My parents each took three months to die. Three months: time for the last gestures of love, time to become an orphan. But not the endless, grinding time of agony and despair, of seeing my flamboyant mother and my impeccable father fall from their heights. A week before she died, my mother refused to see an unwelcome visitor: “Tell him I’m dead!” On the Tuesday before he died, my father complained: “I’d like to go to that new place. We’re losing time. Let’s set a date, we keep delaying, delaying!”

They died just in time, both of them: alive to the end.

I forgot to cut a lock of their hair, and that’s not like me. When my cat died, I saved a tuft of his fur. Florence was relieved: “I’m glad to see that you still distinguish between humans and animals.”

AnOther: What was your experience like walking around the Provençal woods?

Sophie Calle: I searched for a remote area. I wasn’t going to install a grave next to the cafeteria or the restroom. The place I chose was an old Roman road, now a dead end. Perfect terminology for that project.

A: How do you feel now when you think about death? Are you still at ease with it? 

SC: See my work, make your own conclusions.

A: Do you believe in ghosts?

SC: Which ghosts? The ones of the people I lost? My memories? It is not a matter of belief… I live with them. 

A: What does your studio look like? Do you ever allow people inside it? 

SC: I have no studio and no assistant. I write in my bed. I don’t allow ‘people’ inside it…

A: Do you agree with the assertion that all art is simply about sex and death?

SC: No.

A: What do you do when you’re feeling uninspired? 

SC: I am not impatient anymore. I wait.

A: In the Spring/Summer 2003 issue of AnOther Magazine, you described yourself as an ‘incurable romantic’. Is this still the case?

SC: I am older now, taking some distance with this romantic part of myself.

A: What do you hope people will take away from the exhibition? 

SC: Emotions.

Souris, 2017

Fabio kissed him. Camille whispered her song, She Was, into his ear. Florence stroked him. Anne put him to sleep. He died. Maurice dug a hole in the garden. I laid Souris in a little white model coffin, the kind travelling sales reps would use before the advent of photography. Too small. His back paws were sticking out. Yves buried him. Serena planted daffodils around his grave.
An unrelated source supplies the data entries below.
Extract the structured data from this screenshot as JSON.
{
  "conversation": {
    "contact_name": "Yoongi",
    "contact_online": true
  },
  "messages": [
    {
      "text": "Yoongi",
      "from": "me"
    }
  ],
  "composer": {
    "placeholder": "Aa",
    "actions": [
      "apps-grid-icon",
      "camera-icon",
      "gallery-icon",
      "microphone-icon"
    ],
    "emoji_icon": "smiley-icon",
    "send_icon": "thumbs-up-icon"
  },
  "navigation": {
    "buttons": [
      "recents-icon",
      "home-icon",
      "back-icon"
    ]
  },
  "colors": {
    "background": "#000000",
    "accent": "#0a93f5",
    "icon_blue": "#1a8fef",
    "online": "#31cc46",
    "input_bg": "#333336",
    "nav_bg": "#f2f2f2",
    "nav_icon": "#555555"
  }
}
I received a message on my phone: Sophie, I am sorry about your cat. Could you ask Camille to pick up some vegetables maybe leeks or turnips if she sees any? Kisses.

Sophie Calle, DEAD END, runs until August 15, 2018 at Château la Coste, France.